### Information given

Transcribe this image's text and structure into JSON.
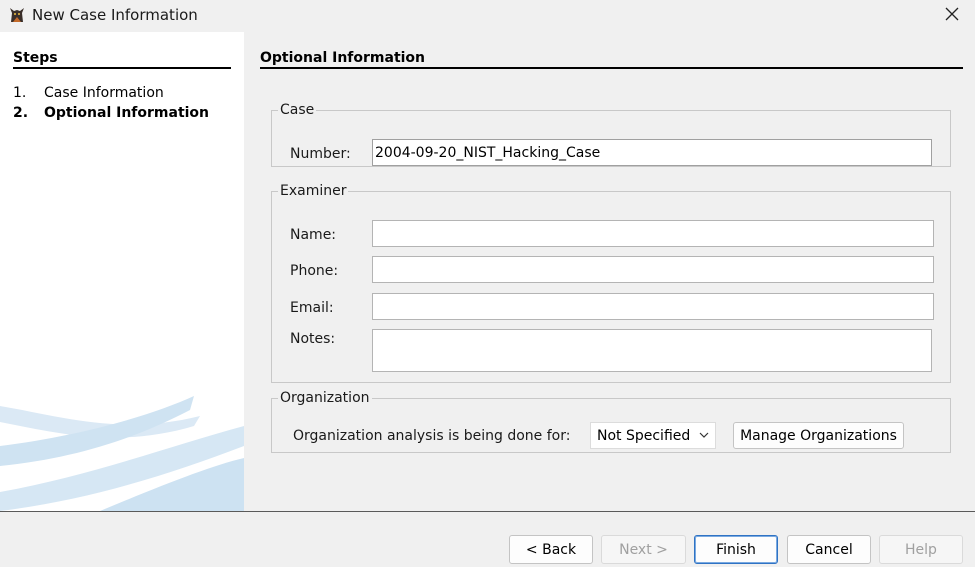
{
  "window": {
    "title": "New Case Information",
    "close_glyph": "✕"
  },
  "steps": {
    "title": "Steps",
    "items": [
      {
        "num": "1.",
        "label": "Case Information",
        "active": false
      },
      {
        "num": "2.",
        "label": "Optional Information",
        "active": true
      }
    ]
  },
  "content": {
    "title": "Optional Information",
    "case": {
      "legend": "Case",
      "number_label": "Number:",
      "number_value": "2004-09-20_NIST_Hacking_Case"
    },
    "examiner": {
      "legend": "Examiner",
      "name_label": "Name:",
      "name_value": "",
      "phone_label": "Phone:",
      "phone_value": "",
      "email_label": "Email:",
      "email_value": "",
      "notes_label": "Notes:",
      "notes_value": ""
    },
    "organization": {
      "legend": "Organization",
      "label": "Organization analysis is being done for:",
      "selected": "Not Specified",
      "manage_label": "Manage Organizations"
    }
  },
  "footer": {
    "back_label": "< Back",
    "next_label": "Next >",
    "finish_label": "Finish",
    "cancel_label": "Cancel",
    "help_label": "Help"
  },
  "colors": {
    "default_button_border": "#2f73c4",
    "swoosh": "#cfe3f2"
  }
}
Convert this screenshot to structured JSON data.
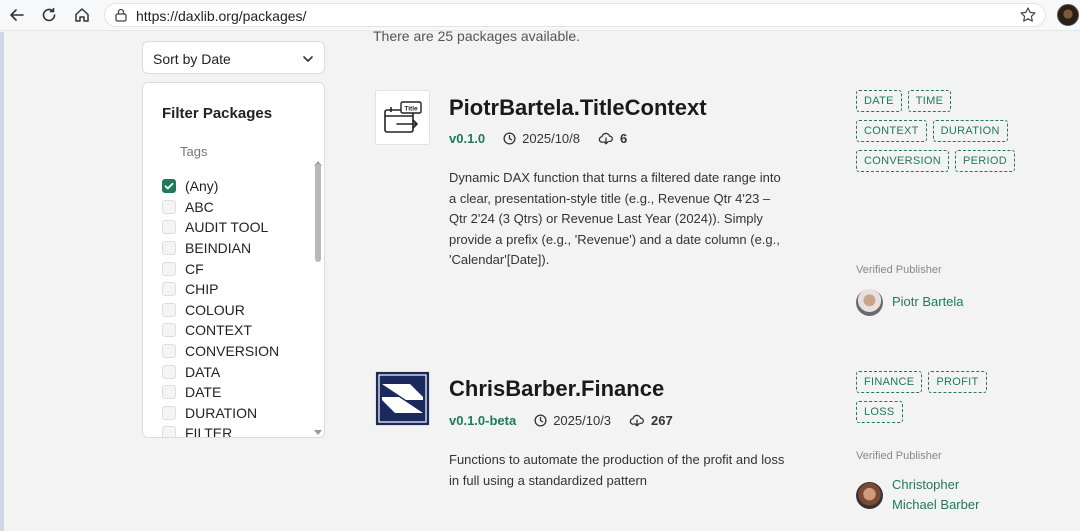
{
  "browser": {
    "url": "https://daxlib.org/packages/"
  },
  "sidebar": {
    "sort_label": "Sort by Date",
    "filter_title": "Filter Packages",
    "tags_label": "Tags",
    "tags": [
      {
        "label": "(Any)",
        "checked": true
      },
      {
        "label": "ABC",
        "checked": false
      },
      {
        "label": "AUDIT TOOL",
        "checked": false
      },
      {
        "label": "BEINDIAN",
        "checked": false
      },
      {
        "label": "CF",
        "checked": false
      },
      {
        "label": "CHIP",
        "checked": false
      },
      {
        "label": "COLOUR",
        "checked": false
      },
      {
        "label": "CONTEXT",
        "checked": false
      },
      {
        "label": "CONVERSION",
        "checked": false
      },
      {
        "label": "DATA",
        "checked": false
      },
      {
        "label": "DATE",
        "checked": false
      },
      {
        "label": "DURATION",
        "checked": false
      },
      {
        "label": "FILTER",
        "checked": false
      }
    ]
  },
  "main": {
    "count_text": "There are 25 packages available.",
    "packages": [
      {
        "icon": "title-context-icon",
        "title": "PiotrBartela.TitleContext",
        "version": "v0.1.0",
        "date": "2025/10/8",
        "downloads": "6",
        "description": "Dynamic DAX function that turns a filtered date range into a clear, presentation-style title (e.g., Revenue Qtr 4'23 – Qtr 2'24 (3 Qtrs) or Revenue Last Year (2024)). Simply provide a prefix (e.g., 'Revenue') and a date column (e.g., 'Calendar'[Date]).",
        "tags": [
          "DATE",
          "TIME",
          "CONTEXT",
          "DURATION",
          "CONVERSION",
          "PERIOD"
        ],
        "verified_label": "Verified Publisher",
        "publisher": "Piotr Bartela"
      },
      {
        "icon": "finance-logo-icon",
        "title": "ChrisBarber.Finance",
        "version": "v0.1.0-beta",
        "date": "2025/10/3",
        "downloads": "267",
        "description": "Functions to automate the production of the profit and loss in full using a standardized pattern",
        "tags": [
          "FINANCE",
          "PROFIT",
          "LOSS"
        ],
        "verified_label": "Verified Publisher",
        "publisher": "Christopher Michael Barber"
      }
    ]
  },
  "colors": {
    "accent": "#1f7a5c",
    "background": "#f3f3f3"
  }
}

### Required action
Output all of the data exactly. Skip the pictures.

### Final answer
Transcribe this image's text and structure into JSON.
{
  "window": {
    "title": "New Case Information",
    "close_glyph": "✕"
  },
  "steps": {
    "title": "Steps",
    "items": [
      {
        "num": "1.",
        "label": "Case Information",
        "active": false
      },
      {
        "num": "2.",
        "label": "Optional Information",
        "active": true
      }
    ]
  },
  "content": {
    "title": "Optional Information",
    "case": {
      "legend": "Case",
      "number_label": "Number:",
      "number_value": "2004-09-20_NIST_Hacking_Case"
    },
    "examiner": {
      "legend": "Examiner",
      "name_label": "Name:",
      "name_value": "",
      "phone_label": "Phone:",
      "phone_value": "",
      "email_label": "Email:",
      "email_value": "",
      "notes_label": "Notes:",
      "notes_value": ""
    },
    "organization": {
      "legend": "Organization",
      "label": "Organization analysis is being done for:",
      "selected": "Not Specified",
      "manage_label": "Manage Organizations"
    }
  },
  "footer": {
    "back_label": "< Back",
    "next_label": "Next >",
    "finish_label": "Finish",
    "cancel_label": "Cancel",
    "help_label": "Help"
  },
  "colors": {
    "default_button_border": "#2f73c4",
    "swoosh": "#cfe3f2"
  }
}
Convert this screenshot to structured JSON data.
{
  "browser": {
    "url": "https://daxlib.org/packages/"
  },
  "sidebar": {
    "sort_label": "Sort by Date",
    "filter_title": "Filter Packages",
    "tags_label": "Tags",
    "tags": [
      {
        "label": "(Any)",
        "checked": true
      },
      {
        "label": "ABC",
        "checked": false
      },
      {
        "label": "AUDIT TOOL",
        "checked": false
      },
      {
        "label": "BEINDIAN",
        "checked": false
      },
      {
        "label": "CF",
        "checked": false
      },
      {
        "label": "CHIP",
        "checked": false
      },
      {
        "label": "COLOUR",
        "checked": false
      },
      {
        "label": "CONTEXT",
        "checked": false
      },
      {
        "label": "CONVERSION",
        "checked": false
      },
      {
        "label": "DATA",
        "checked": false
      },
      {
        "label": "DATE",
        "checked": false
      },
      {
        "label": "DURATION",
        "checked": false
      },
      {
        "label": "FILTER",
        "checked": false
      }
    ]
  },
  "main": {
    "count_text": "There are 25 packages available.",
    "packages": [
      {
        "icon": "title-context-icon",
        "title": "PiotrBartela.TitleContext",
        "version": "v0.1.0",
        "date": "2025/10/8",
        "downloads": "6",
        "description": "Dynamic DAX function that turns a filtered date range into a clear, presentation-style title (e.g., Revenue Qtr 4'23 – Qtr 2'24 (3 Qtrs) or Revenue Last Year (2024)). Simply provide a prefix (e.g., 'Revenue') and a date column (e.g., 'Calendar'[Date]).",
        "tags": [
          "DATE",
          "TIME",
          "CONTEXT",
          "DURATION",
          "CONVERSION",
          "PERIOD"
        ],
        "verified_label": "Verified Publisher",
        "publisher": "Piotr Bartela"
      },
      {
        "icon": "finance-logo-icon",
        "title": "ChrisBarber.Finance",
        "version": "v0.1.0-beta",
        "date": "2025/10/3",
        "downloads": "267",
        "description": "Functions to automate the production of the profit and loss in full using a standardized pattern",
        "tags": [
          "FINANCE",
          "PROFIT",
          "LOSS"
        ],
        "verified_label": "Verified Publisher",
        "publisher": "Christopher Michael Barber"
      }
    ]
  },
  "colors": {
    "accent": "#1f7a5c",
    "background": "#f3f3f3"
  }
}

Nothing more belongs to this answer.